According to Genomic Health, the company’s test – called the Genomic Prostate Score – will go on sale after Genomic Health releases supporting data on the test at the American Urological Association’s annual meeting in May.

Myriad Genetics conducted a study on its test, called Prolaris, which was published last year in the British Journal of Cancer.  The research found that 19 percent of men with low-risk scores from the Prolaris test die from prostate cancer within 10 years, as opposed to 75 percent of men with high-risk test scores.

Myriad Genetics’ test has been available since last year, but sales of the product have remained low.  Some doctors are still skeptical that genetic testing is the way to go, because they maintain these tests have yet to be adequately substantiated.  Also, many men who test positive for prostate cancer still wish to receive treatment, even if they are recommended to forgo it based on their low test scores.

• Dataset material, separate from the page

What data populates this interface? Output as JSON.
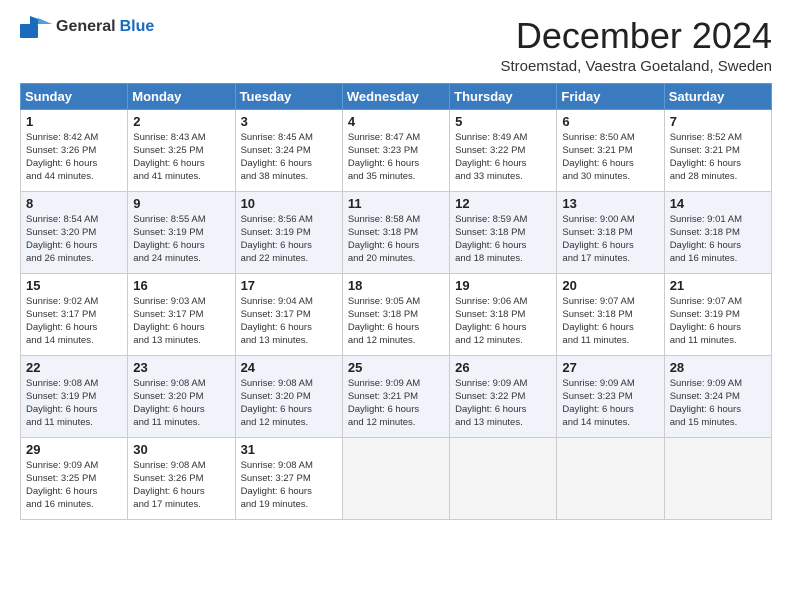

However, some experts believe these tests are the step in the right direction.

“Even if we can only convince 15 to 20 percent of men that we have enough confidence that they don’t need to be treated, that will be a big step forward,” Dr. Eric A. Klein of the Cleveland Clinic, who has worked with Genomic Health, told the New York Times.

Click for more from the New York Times.